12 October 2020
SARS-CoV-2 persists on some surfaces for 28 days, study finds
Welcome to The Medical Republic’s COVID Catch-Up.
It’s the day’s COVID-19 news in one convenient post. Email [email protected] with any tips, comments or feedback.
- Study finds SARS-CoV-2 survives on non-porous surfaces for up to 28 days.
- Pandemic boosts interest and investment in bicycling and cycle infrastructure.
- Daycare nursery in Poland documents outbreak among children.
- COVID-19 the third-leading cause of death in the United States.
- UK’s Test and Trace system missed nearly 16,000 index cases.
- The latest confirmed COVID-19 infection numbers from around Australia.
- You have to hand it to SARS-CoV-2: it’s a persistent little bugger. CSIRO research suggests the virus could survive on surfaces such as glass, steel and banknotes for up to 28 days under certain conditions.
A study published in Virology Journal examined the survivability of SARS-CoV-2 by inoculating a range of surfaces at different temperatures, but kept in the dark to avoid the impact of UV light.
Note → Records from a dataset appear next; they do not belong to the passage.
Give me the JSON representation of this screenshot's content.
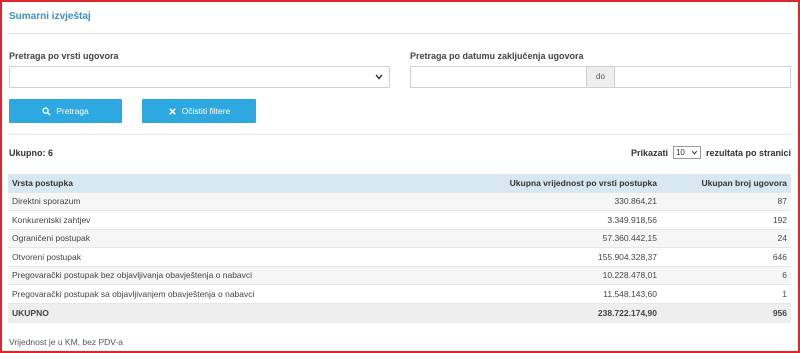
{
  "title": "Sumarni izvještaj",
  "filters": {
    "type_label": "Pretraga po vrsti ugovora",
    "type_value": "",
    "date_label": "Pretraga po datumu zaključenja ugovora",
    "date_from": "",
    "date_sep": "do",
    "date_to": ""
  },
  "buttons": {
    "search": "Pretraga",
    "clear": "Očistiti filtere"
  },
  "summary": {
    "total_label": "Ukupno: 6",
    "show_label": "Prikazati",
    "page_size": "10",
    "per_page_label": "rezultata po stranici"
  },
  "table": {
    "headers": [
      "Vrsta postupka",
      "Ukupna vrijednost po vrsti postupka",
      "Ukupan broj ugovora"
    ],
    "rows": [
      [
        "Direktni sporazum",
        "330.864,21",
        "87"
      ],
      [
        "Konkurentski zahtjev",
        "3.349.918,56",
        "192"
      ],
      [
        "Ograničeni postupak",
        "57.360.442,15",
        "24"
      ],
      [
        "Otvoreni postupak",
        "155.904.328,37",
        "646"
      ],
      [
        "Pregovarački postupak bez objavljivanja obavještenja o nabavci",
        "10.228.478,01",
        "6"
      ],
      [
        "Pregovarački postupak sa objavljivanjem obavještenja o nabavci",
        "11.548.143,60",
        "1"
      ]
    ],
    "footer": [
      "UKUPNO",
      "238.722.174,90",
      "956"
    ]
  },
  "note": "Vrijednost je u KM, bez PDV-a",
  "colors": {
    "accent": "#2ea8e0",
    "title": "#3a8fc4",
    "header_bg": "#d7e8f3",
    "frame": "#e0262a"
  },
  "icons": {
    "search": "search-icon",
    "clear": "close-icon",
    "dropdown": "chevron-down-icon"
  }
}
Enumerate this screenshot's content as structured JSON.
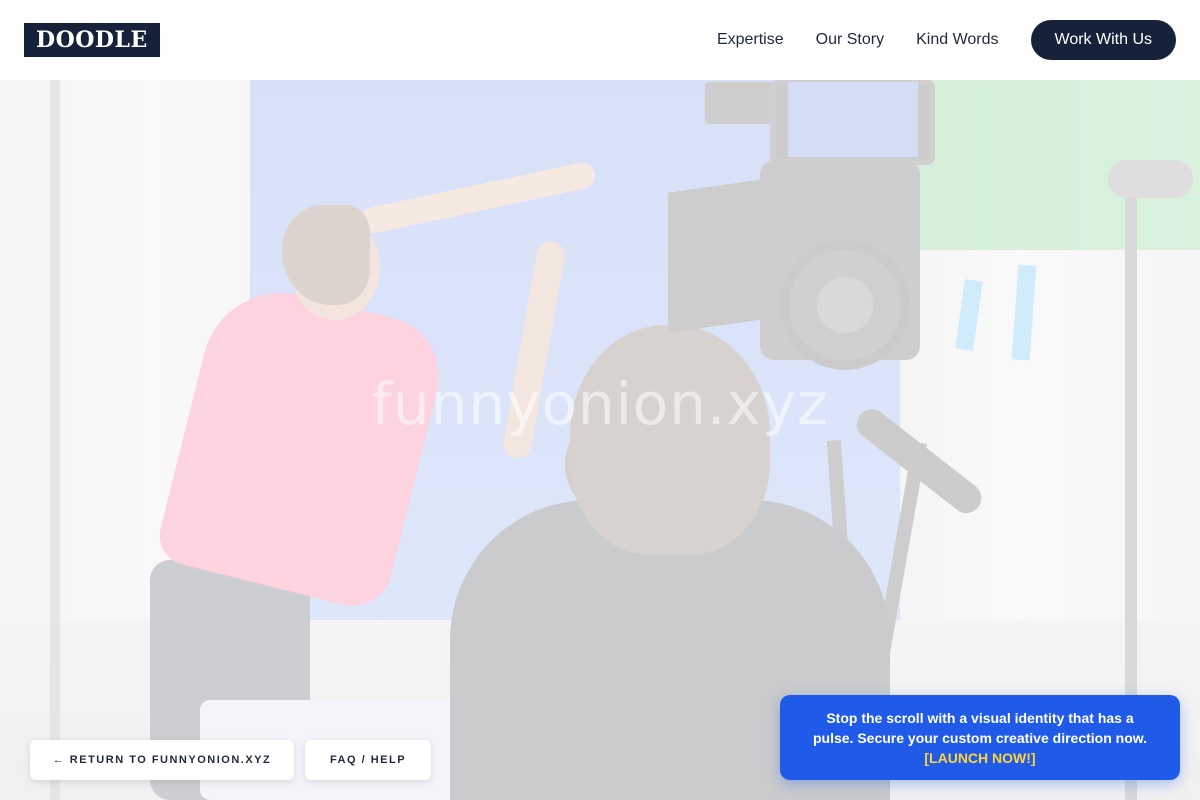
{
  "header": {
    "logo": "DOODLE",
    "nav": [
      {
        "label": "Expertise"
      },
      {
        "label": "Our Story"
      },
      {
        "label": "Kind Words"
      }
    ],
    "cta_label": "Work With Us"
  },
  "hero": {
    "watermark": "funnyonion.xyz",
    "image_description_icon": "film-studio-photo"
  },
  "footer_buttons": {
    "return_label": "← RETURN TO FUNNYONION.XYZ",
    "faq_label": "FAQ / HELP"
  },
  "promo": {
    "message": "Stop the scroll with a visual identity that has a pulse. Secure your custom creative direction now.",
    "link_label": "[LAUNCH NOW!]"
  },
  "colors": {
    "brand_dark": "#16213a",
    "promo_blue": "#1f5be8",
    "promo_link": "#ffd43b"
  }
}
The inoculant concentration was similar to what would be found in body fluids of an infected person.
At 20 degrees Celsius, infectious virus could still be detected on all the non-porous surfaces (glass, stainless steel, vinyl, plastic and paper banknotes) 28 days after inoculation, and it could be detected on cotton up to 14 days after inoculation.
At 30 degrees C, the virus could be recovered from non-porous surfaces up to seven days after inoculation, but at 40 degrees C, it didn’t survive longer than 48 hours on non-porous surfaces.
The authors commented that persistence on bank notes was significant because of the potential of these surfaces to carry the virus a long way and to lots of people. Its survival on glass was an issue for touch-screen surfaces, for example bank ATMs, mobile phones and airport check-in kiosks.
- There are few silver linings to be found in a devastating global pandemic. One small but significant one is the surge in interest and investment in bicycling, as people shun public transport for fear of COVID-19.
The European Cyclists Federation has been tracking the impact of COVID-19 on measures such as additional investment in cycling promotion, additional car-free sections in cities, and new cycleways (and clearly have a data whiz on staff who has generated some impressive visualisations).
According to a report in Statista, the ECF’s analysis has found that more than one-third of the EU’s biggest cities have taken some COVID-19-related action to boost cycling, spending more than €1 billion and building more than 1000 kilometres of new cycling infrastructure since the start of the pandemic. Finland, Italy, France and the UK are the top four investors, but Australian cities are also getting on their bikes: Melbourne recently announced an additional 40 kilometres of kerbside protected cycleways.
- A single case of COVID-19 at a daycare nursery in Poland resulted in a cluster of 29 cases, eight of which were children and 12 of which were family members who did not directly enter the facility, a study has found.
A report in Emerging Infectious Diseases documented the outbreak, which occurred over 14 days after pandemic lockdown lifted in Warsaw. An average of 25 children attended the nursery each day for approximately eight hours. They were divided into three groups, each with two carers, and the children and carers did not move between groups. The staff all work face masks when in contact with the children, parents were not allowed into the building when collecting their children and had to wear masks during pick-up and drop-off.
“The high infection attack rate among children in our cluster could be explained by prolonged close contact between very young children, who are less able to adjust to control measures,” the authors wrote. “Moreover, the airborne transmission route in the nursery rooms’ confined environment could have played an important role.”
The authors also noted that most of the children were asymptomatic, and suggested more research was needed to clarify the role that young children can play in transmission of COVID-19.
- COVID-19 is now the third leading cause of death in the United States, surpassed only by heart disease and cancer. It has claimed more US lives than any conflict except World War 2 and the American Civil War, Scientific American reports.
- The UK’s contact tracing regime is under fire after the details of nearly 16,000 cases of COVID-19 weren’t transferred to the NHS’ Test and Trace Service, according to a report in the BMJ.
Since the error was discovered, extra contract tracing has been carried out, but the report said only around half of those potentially exposed to the infected people had been reached by the contact tracers.
- Here are the latest confirmed COVID-19 infection numbers from around Australia to 9pm Sunday:
National – 27,264, with 898 deaths
ACT – 113 (0)
NSW – 4277 (5)
NT – 33 (0)
QLD – 1161 (0)
SA – 475 (2)
TAS – 230 (0)
VIC – 20,281 (12)
WA – 694 (2)